  • QM: Point taken – that probably is the more apt term to use. And you’re right, a willingness to adjust is what the field needs. There are people who are trying but there are also issues with suppression of publication of certain articles about certain topics. Or maybe suppression isn’t the right word – that would imply that the people doing the picking and choosing have an active stake in preventing things from being published. It’s more like they just are not convinced of the worth of such research.

    Shani: I just noticed something, in your comment above. You noted that if my thesis and interests had to do with people of color that might hurt my chances and that’s kind of what I really wanted this post to be about. If I did a thesis that used a majority white population for my sampling and data collection future employees may have less of a problem assuming I can generalize my knowledge to other populations, but the reverse isn’t true. *That* assumption is what is bugging me.

  • shani-o
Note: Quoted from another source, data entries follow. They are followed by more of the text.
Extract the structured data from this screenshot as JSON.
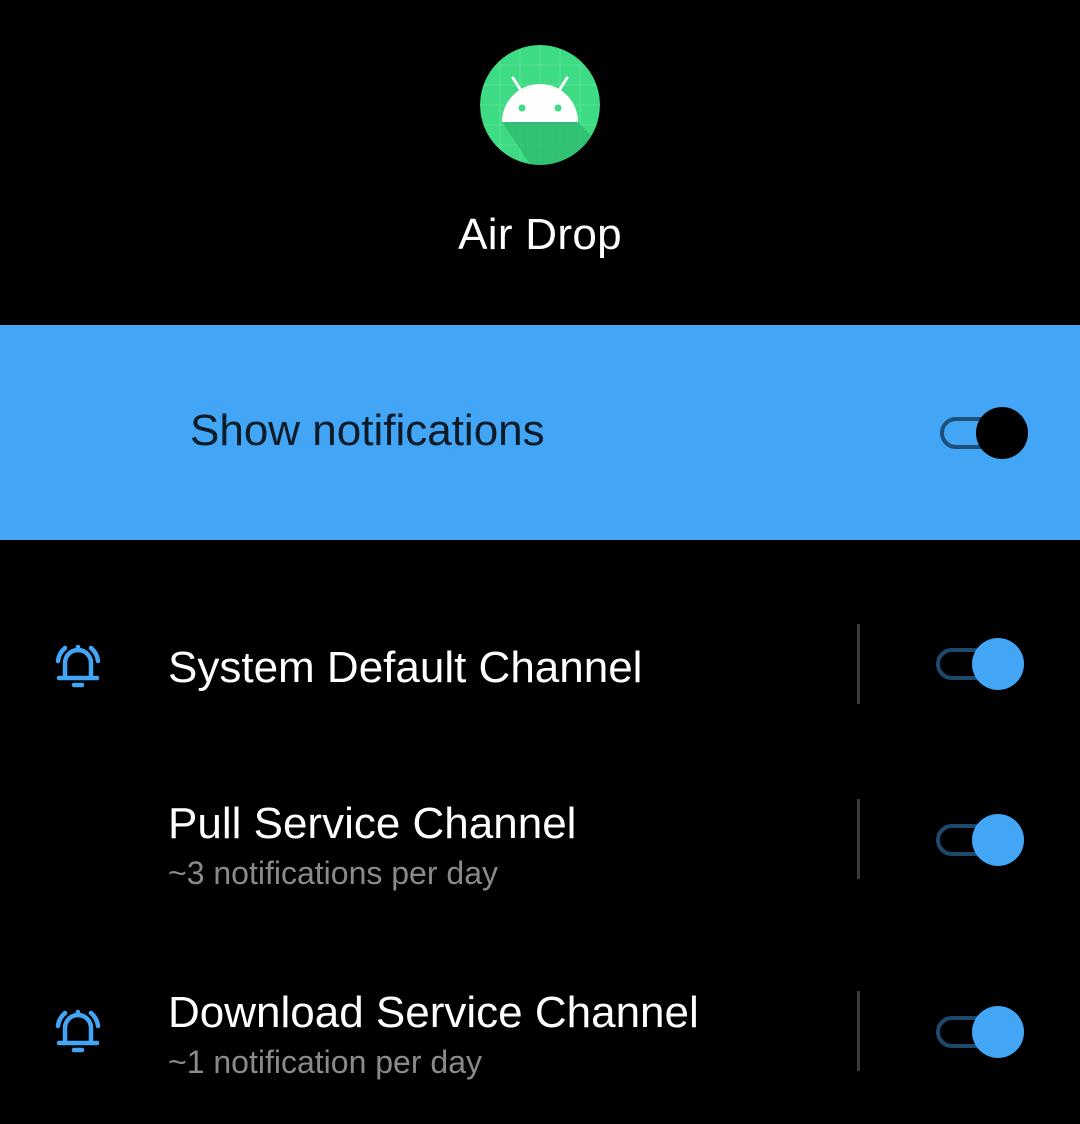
{
  "app": {
    "name": "Air Drop",
    "icon": "android-robot-icon",
    "icon_color": "#3ddc84"
  },
  "master": {
    "label": "Show notifications",
    "enabled": true,
    "background": "#42a5f5"
  },
  "channels": [
    {
      "title": "System Default Channel",
      "subtitle": "",
      "icon": "bell-ringing-icon",
      "enabled": true
    },
    {
      "title": "Pull Service Channel",
      "subtitle": "~3 notifications per day",
      "icon": "",
      "enabled": true
    },
    {
      "title": "Download Service Channel",
      "subtitle": "~1 notification per day",
      "icon": "bell-ringing-icon",
      "enabled": true
    }
  ],
  "colors": {
    "accent": "#42a5f5",
    "background": "#000000",
    "subtitle_text": "#8a8a8a"
  }
}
    QM- I know you were talking to UE, but I find what you said about ethnocentricity vs. Eurocentricity to be pretty interesting and sensible. Except, ethnocentricity doesn’t have quite the same connotations as Eurocentricity. That is, the power and ubiquity associated with Eurocentricity isn’t the same as the adjectives used to describe, say, Afrocentricity. But perhaps that’s a quibble. Do you think ethnocentric is a workable replacement for Afrocentric? I’m not sure if it works that way.
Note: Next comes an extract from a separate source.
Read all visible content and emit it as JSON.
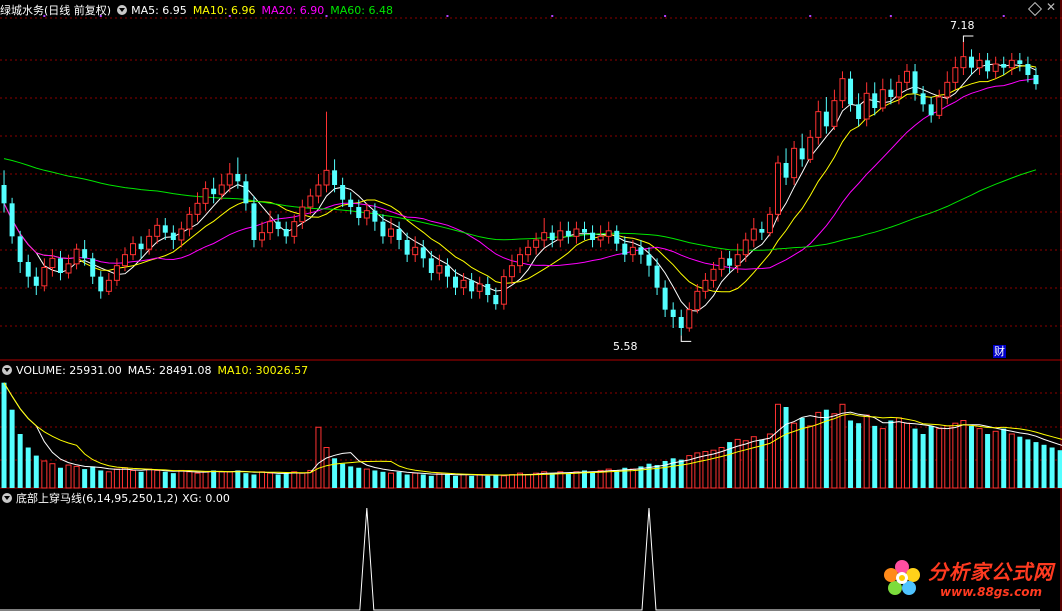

    UE- you’re right, it is a very, very problematic assumption. I guess ideally, your dissertation is tied to what your life’s work will be, so it might not be such a conflict if your plan is to study, say, afro carib/african american relations and then do work relating to that? But in reality, people develop over a lifetime, and being tied to a college paper forever isn’t very appealing.
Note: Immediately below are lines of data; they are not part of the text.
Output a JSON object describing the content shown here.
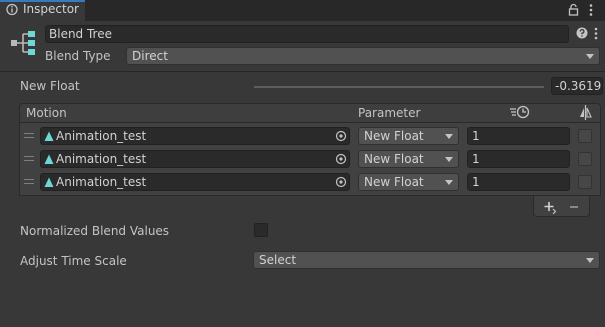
{
  "window": {
    "tab_label": "Inspector",
    "tab_icon": "info-icon",
    "lock_icon": "lock-icon",
    "menu_icon": "vertical-dots-icon"
  },
  "header": {
    "icon": "blend-tree-icon",
    "name": "Blend Tree",
    "help_icon": "help-icon",
    "blend_type_label": "Blend Type",
    "blend_type_value": "Direct"
  },
  "parameter": {
    "label": "New Float",
    "value": "-0.3619"
  },
  "motion_list": {
    "col_motion": "Motion",
    "col_parameter": "Parameter",
    "time_scale_icon": "time-scale-icon",
    "mirror_icon": "mirror-icon",
    "rows": [
      {
        "motion": "Animation_test",
        "parameter": "New Float",
        "threshold": "1",
        "mirror": false
      },
      {
        "motion": "Animation_test",
        "parameter": "New Float",
        "threshold": "1",
        "mirror": false
      },
      {
        "motion": "Animation_test",
        "parameter": "New Float",
        "threshold": "1",
        "mirror": false
      }
    ],
    "add_label": "+",
    "remove_label": "−"
  },
  "normalized": {
    "label": "Normalized Blend Values",
    "checked": false
  },
  "adjust_time_scale": {
    "label": "Adjust Time Scale",
    "value": "Select"
  },
  "colors": {
    "background": "#383838",
    "field": "#2a2a2a",
    "dropdown": "#515151",
    "accent_tab": "#3a79bb",
    "motion_icon": "#6fd6d6"
  }
}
    I’m still not totally convinced that where you go to school matters as much as what you study and how good you are.

    Though I have to wonder if a white PhD who has studied POC would be questioned in the same manner as a black or Latino or Asian who has studied POC. Like, does having whiteness somewhere in the equation become necessary for a study to be ‘normalized?’

    This has given me a lot to consider … Great post.

  • quadmoniker

    No, I don’t think that ethnocentric is a replacement for Afrocentric, but I don’t think Euro and ethnocentric are interchangeable either. That’s why I thought UE meant ethnocentric rather than Eurocentric. Of course psychology is “eurocentric,” it sprang from European traditions, but her critique was really that it has been unable to adapt to different cultural traditions as a modern discipline. I think that was the critique, but they are completely different things.

  • QM- ahhh, gotcha. Thanks for explaining! This has been a really interesting conversation.

  • ladyfresshh

    I am far from an expert but i must say i would consider this primarily:
    Ultimately I’m going to go wherever gives me the best financial package -universeexpanding

    this secondarily
    I’m still not totally convinced that where you go to school matters as much as what you study and how good you are. – shani-o

    In addition, whether you know how to practically apply that education outside of the institution you attend.

    and finally
    I did relate to the conundrum of a minority focus in your degree and attending a hbcu and can’t help but think if i were to pursue say, an arts phd with a leaning towards minorities i would somehow be better served in some respects at a school with that focus, because in my search and undergrad experience i’ve found quite major school lacking in this sort of focus. the inverse oddly did not occur to me though